The rod was then passed in the manner described in Example 1 through a bath, which in this case contained a 10% solution of zinc acetate, and suction was applied at a pressure of 75 cm water gauge. The rod was dried and cut as in Example I. The treated suction of each dual filter contained 6.5 mg of zinc acetate.
EXAMPLE 3 A filter rod of polypropylene foam material was pierced to a depth of about I mm with a needle of 0.25 mm diameter in such a way as to form bands of holes around the circumference of the rod, the bands being again at alternate intervals of 24 mm and 6 mm along the rod. The rod was then passed through an evacuation chamber (similar to the chamber 25 in FIG. 3) at a speed of 300 mm per second, the chamber being evacuated to a pressure of 830 cm water gauge. From the evacuation chamber, the rod passed through a chamber (similar to the chamber 27 in FIG. 3) containing a 2.5% solution of menthol in methanol, the rod being totally submerged. By this means, microliter of the solution was drawn into the filter rod through each band of holes. On emergence from this chamber, the rod was dried and cut, midway between treated regions at 6 mm intervals, into 90 mm lengths and finally into dual filters of mm length, the treated sections of which each contained 3 mg of menthol.
1. A method for the production of tobacco smoke filters from a rod of tobacco smoke filter material comprising the steps of piercing said rod along its length so as to create a plurality of holes therein, submerging said pierced rod into a liquid additive bath and creating a pressure differential between said rod and said bath whereby said liquid additive is drawn into said rod through said holes to form said filter.
2. The method in accordance with claim 1 wherein the rod is pierced at intervals along its length and comprising the further step of sectioning the treated rod into filters, each filter comprising at least one section containing a hole into which additive has been drawn and at least one section which is without additive.

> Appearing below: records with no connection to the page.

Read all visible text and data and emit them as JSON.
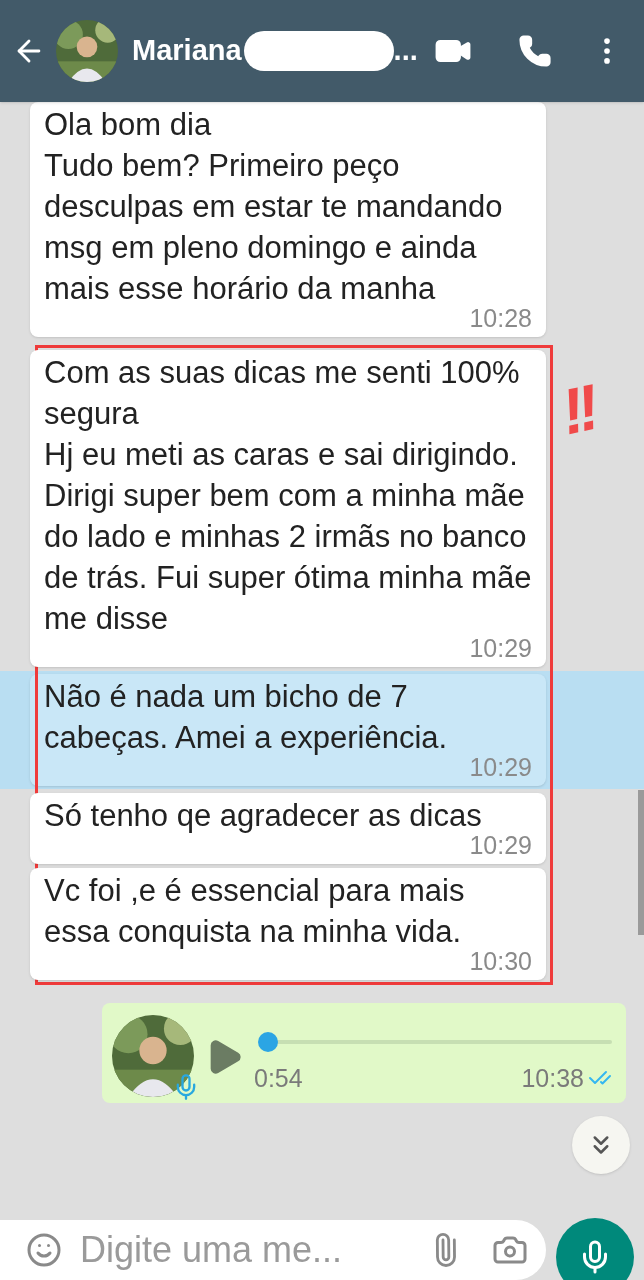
{
  "header": {
    "name": "Mariana",
    "name_suffix": "...",
    "name_redacted": true
  },
  "messages": [
    {
      "kind": "text",
      "selected": false,
      "text": "Ola bom dia\n Tudo bem? Primeiro peço desculpas em estar te mandando msg em pleno domingo e ainda mais esse horário da manha",
      "time": "10:28"
    },
    {
      "kind": "annotated_group",
      "mark": "!!",
      "messages": [
        {
          "kind": "text",
          "selected": false,
          "text": "Com as suas dicas me senti 100% segura\nHj eu meti as caras e sai dirigindo. Dirigi super bem com a minha mãe do lado e minhas 2 irmãs no banco de trás. Fui super ótima minha mãe me disse",
          "time": "10:29"
        },
        {
          "kind": "text",
          "selected": true,
          "text": "Não é nada um bicho de 7 cabeças. Amei a experiência.",
          "time": "10:29"
        },
        {
          "kind": "text",
          "selected": false,
          "text": "Só tenho qe agradecer as dicas",
          "time": "10:29"
        },
        {
          "kind": "text",
          "selected": false,
          "text": "Vc foi ,e é essencial para mais essa conquista na minha vida.",
          "time": "10:30"
        }
      ]
    },
    {
      "kind": "voice",
      "selected": false,
      "duration": "0:54",
      "time": "10:38",
      "level": 0,
      "read": true
    }
  ],
  "composer": {
    "placeholder": "Digite uma me..."
  }
}
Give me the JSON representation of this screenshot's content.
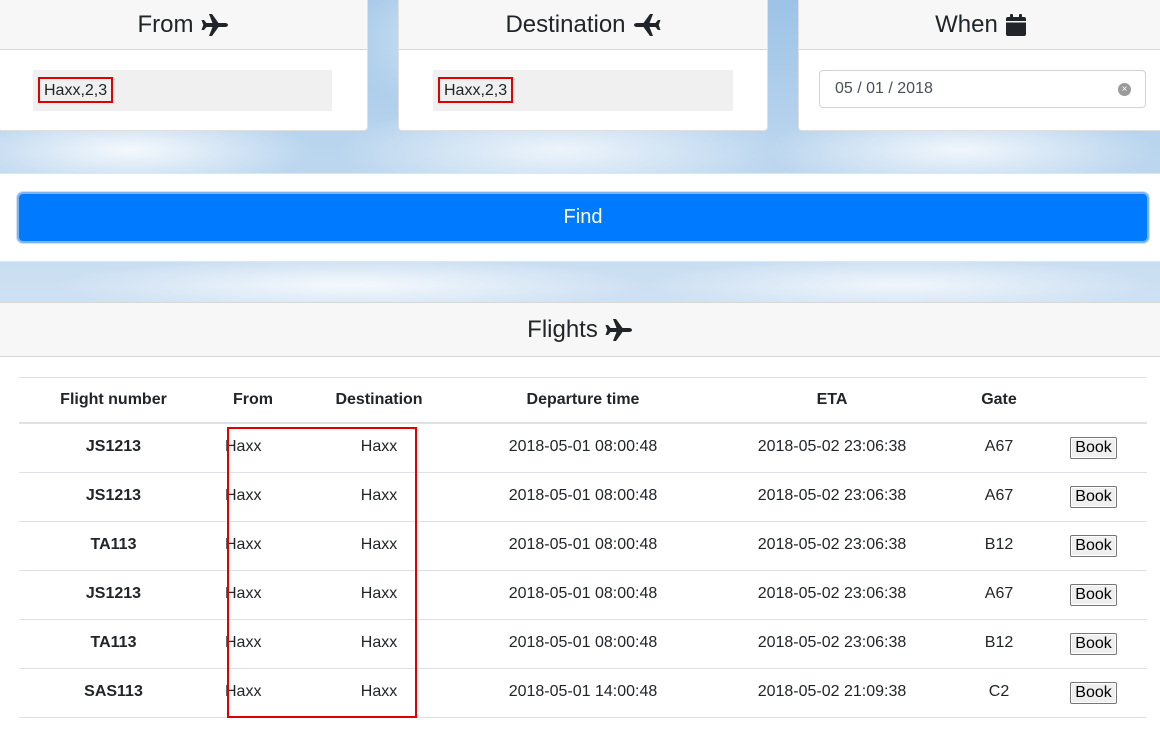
{
  "search": {
    "from": {
      "title": "From",
      "icon": "airplane-icon",
      "value": "Haxx,2,3"
    },
    "destination": {
      "title": "Destination",
      "icon": "airplane-landing-icon",
      "value": "Haxx,2,3"
    },
    "when": {
      "title": "When",
      "icon": "calendar-icon",
      "value": "05 / 01 / 2018"
    },
    "find_label": "Find"
  },
  "flights": {
    "title": "Flights",
    "icon": "airplane-icon",
    "columns": [
      "Flight number",
      "From",
      "Destination",
      "Departure time",
      "ETA",
      "Gate",
      ""
    ],
    "rows": [
      {
        "number": "JS1213",
        "from": "Haxx",
        "destination": "Haxx",
        "departure": "2018-05-01 08:00:48",
        "eta": "2018-05-02 23:06:38",
        "gate": "A67",
        "action": "Book"
      },
      {
        "number": "JS1213",
        "from": "Haxx",
        "destination": "Haxx",
        "departure": "2018-05-01 08:00:48",
        "eta": "2018-05-02 23:06:38",
        "gate": "A67",
        "action": "Book"
      },
      {
        "number": "TA113",
        "from": "Haxx",
        "destination": "Haxx",
        "departure": "2018-05-01 08:00:48",
        "eta": "2018-05-02 23:06:38",
        "gate": "B12",
        "action": "Book"
      },
      {
        "number": "JS1213",
        "from": "Haxx",
        "destination": "Haxx",
        "departure": "2018-05-01 08:00:48",
        "eta": "2018-05-02 23:06:38",
        "gate": "A67",
        "action": "Book"
      },
      {
        "number": "TA113",
        "from": "Haxx",
        "destination": "Haxx",
        "departure": "2018-05-01 08:00:48",
        "eta": "2018-05-02 23:06:38",
        "gate": "B12",
        "action": "Book"
      },
      {
        "number": "SAS113",
        "from": "Haxx",
        "destination": "Haxx",
        "departure": "2018-05-01 14:00:48",
        "eta": "2018-05-02 21:09:38",
        "gate": "C2",
        "action": "Book"
      }
    ]
  },
  "colors": {
    "primary": "#007bff",
    "highlight": "#e00000",
    "header_bg": "#f7f7f7"
  }
}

3. A method for the production of tobacco smoke filters from a rod of tobacco smoke filter material comprising the steps of piercing said rod along its length from above and below its longitudinal axis so as to create a plurality of holes therein, submerging only said holes below the longitudinal axis into a liquid additive bath and applying suction means to said holes above the longitudinal axis to create a pressure differential between said rod and said bath whereby said liquid additive is drawn into said rod through said holes to form said filter.
4. A method for the production of tobacco smoke filters from. a rod of open-cell foam tobacco smoke filter material comprising the steps of piercing said rod along its length so as to create a plurality of holes therein, subjecting said rod to a first reduced pressure whereby to evacuate said material and thereafter passing said evacuated rod through a liquid additive bath at a second pressure above said first reduced pressure whereby the pressure differential between the interior of said rod and said bath causes said additive to be drawn into saidrod.